Many indigenous artistic traditions have been adapted to serve the needs of new markets. Today, many beadworkers make or cover functional and decorative items for sale to local and foreign tourists.
In the course of the 20th century, a large tourist market evolved on the coastal road near Umgababa south of Durban in present-day KwaZulu-Natal. The producers serving this market are descended from Zulu-speaking communities that were displaced by white settlers entering Durban in large numbers in the mid-19th century.
When items originally intended primarily for indigenous markets are sold to outside buyers, they are often far more colourful than the household and other objects craft specialists make for the day-to-day requirements of local consumers.
In the past, acclaimed Ndebele muralists like Esther Mahlangu (top) and Francina Ndimande (bottom) taught girls to paint on portable surfaces. Like their own more complex paintings, these works have found a market among local and foreign art collectors.
Decorative tableaux painted on paper or cloth celebrate the richly inventive traditions associated with Ndebele mural arts. Works like these often include references to rituals and various forms of dress related to long established rural practices.
Some women are able to supplement the income they receive from their migrant husbands by selling pots and other items to exclusive outlets in cities like Johannesburg. But since rural women also till the fields and take responsibility for most other household chores, few make a substantial living from activities of this kind.

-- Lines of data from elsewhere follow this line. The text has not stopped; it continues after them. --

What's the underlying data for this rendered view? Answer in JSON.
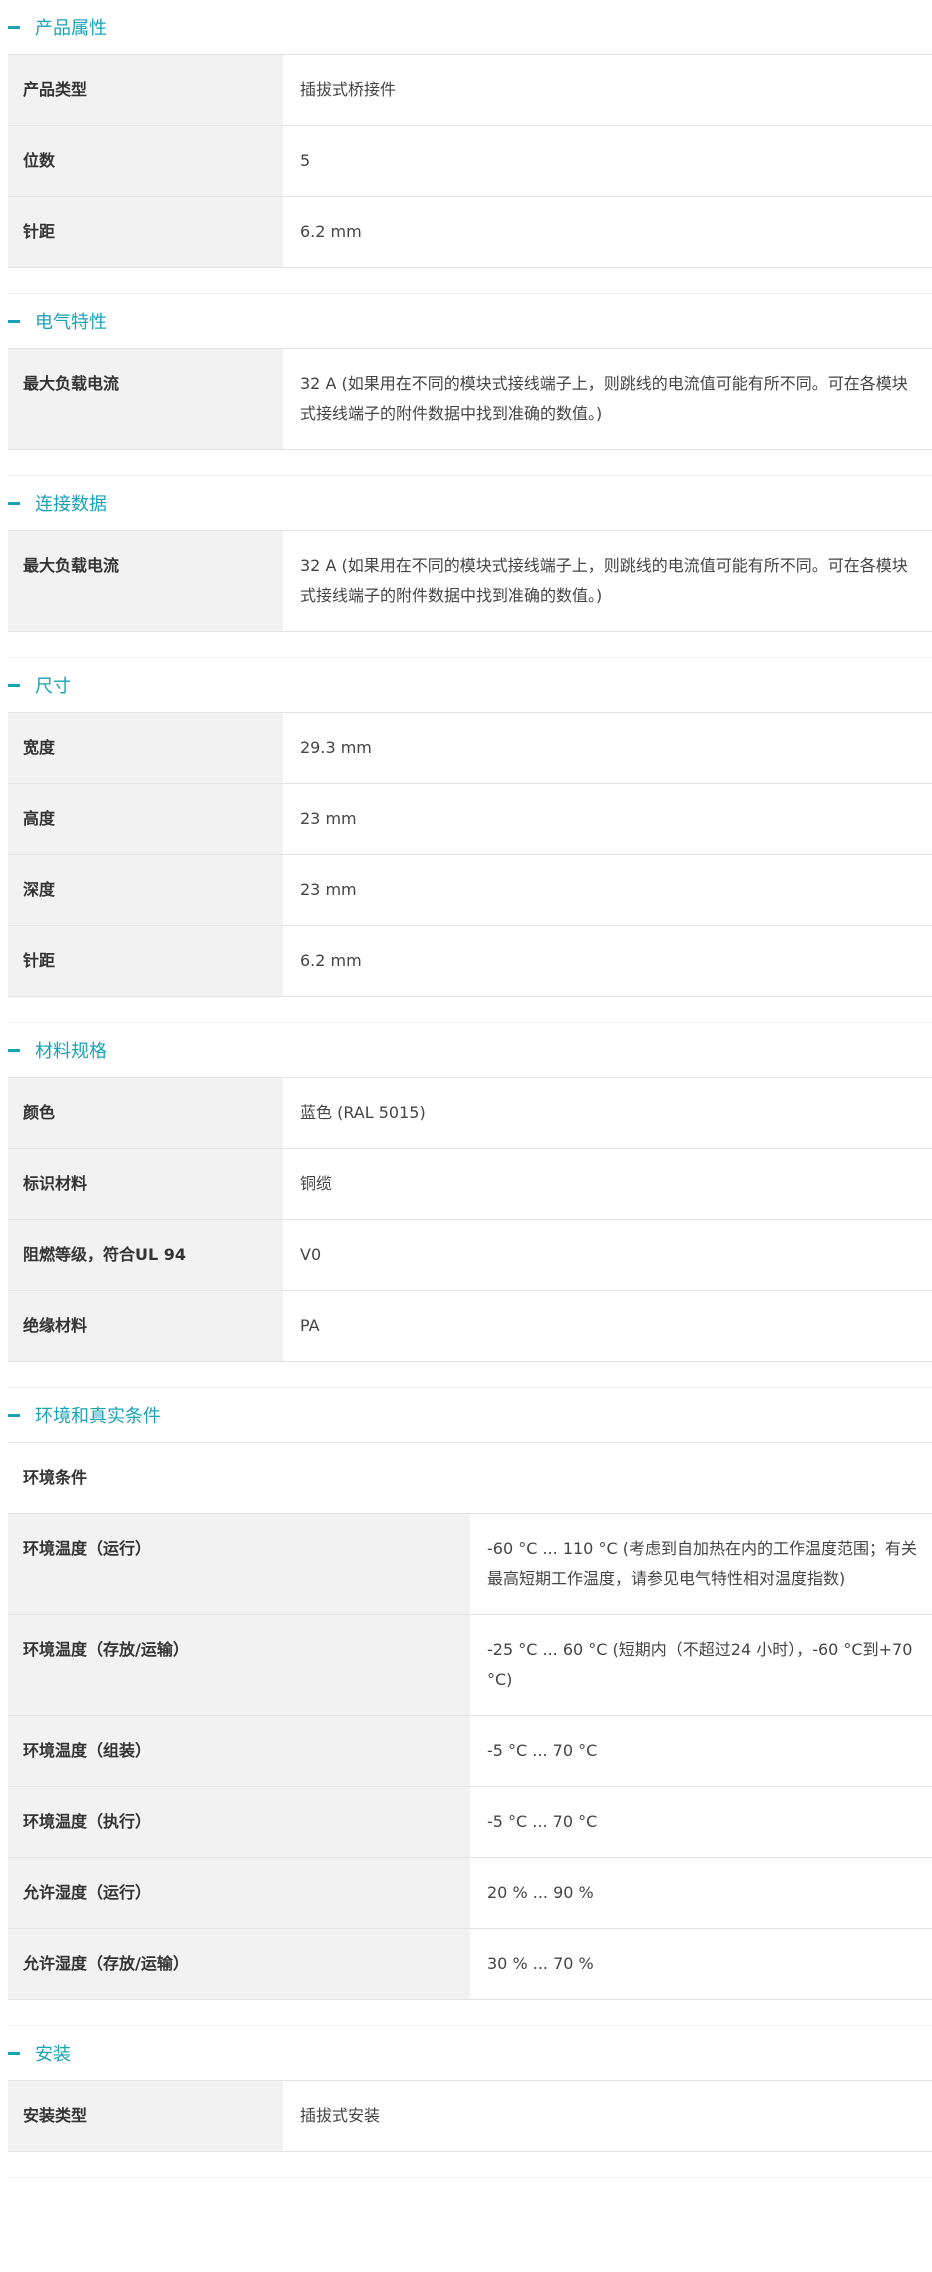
{
  "accent_color": "#1aa3b7",
  "sections": [
    {
      "title": "产品属性",
      "rows": [
        {
          "label": "产品类型",
          "value": "插拔式桥接件"
        },
        {
          "label": "位数",
          "value": "5"
        },
        {
          "label": "针距",
          "value": "6.2 mm"
        }
      ]
    },
    {
      "title": "电气特性",
      "rows": [
        {
          "label": "最大负载电流",
          "value": "32 A (如果用在不同的模块式接线端子上，则跳线的电流值可能有所不同。可在各模块式接线端子的附件数据中找到准确的数值。)"
        }
      ]
    },
    {
      "title": "连接数据",
      "rows": [
        {
          "label": "最大负载电流",
          "value": "32 A (如果用在不同的模块式接线端子上，则跳线的电流值可能有所不同。可在各模块式接线端子的附件数据中找到准确的数值。)"
        }
      ]
    },
    {
      "title": "尺寸",
      "rows": [
        {
          "label": "宽度",
          "value": "29.3 mm"
        },
        {
          "label": "高度",
          "value": "23 mm"
        },
        {
          "label": "深度",
          "value": "23 mm"
        },
        {
          "label": "针距",
          "value": "6.2 mm"
        }
      ]
    },
    {
      "title": "材料规格",
      "rows": [
        {
          "label": "颜色",
          "value": "蓝色 (RAL 5015)"
        },
        {
          "label": "标识材料",
          "value": "铜缆"
        },
        {
          "label": "阻燃等级，符合UL 94",
          "value": "V0"
        },
        {
          "label": "绝缘材料",
          "value": "PA"
        }
      ]
    },
    {
      "title": "环境和真实条件",
      "subheading": "环境条件",
      "rows": [
        {
          "label": "环境温度（运行）",
          "value": "-60 °C ... 110 °C (考虑到自加热在内的工作温度范围；有关最高短期工作温度，请参见电气特性相对温度指数)"
        },
        {
          "label": "环境温度（存放/运输）",
          "value": "-25 °C ... 60 °C (短期内（不超过24 小时），-60 °C到+70 °C)"
        },
        {
          "label": "环境温度（组装）",
          "value": "-5 °C ... 70 °C"
        },
        {
          "label": "环境温度（执行）",
          "value": "-5 °C ... 70 °C"
        },
        {
          "label": "允许湿度（运行）",
          "value": "20 % ... 90 %"
        },
        {
          "label": "允许湿度（存放/运输）",
          "value": "30 % ... 70 %"
        }
      ]
    },
    {
      "title": "安装",
      "rows": [
        {
          "label": "安装类型",
          "value": "插拔式安装"
        }
      ]
    }
  ]
}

Instantly recognisable to many local consumers, the designs Ndebele producers use to decorate items like wall panels, beaded dolls, pots and planters became increasingly popular in the course of the 1990s. Women now habitually sign their work, thereby actively affirming their status as artists.
Like the designs Ndebele muralists paint on their homesteads, those produced for use on commercially manufactured plates are characterized by a reliance on starkly juxtaposed primary colours boldly outlined in black.
The plates Ndebele women market are generally covered in abstract patterns, but a few include motifs resembling the double-storey houses and other symbols of material prosperity these women sometimes use to decorate homestead walls.
By Professor Sandra Klopper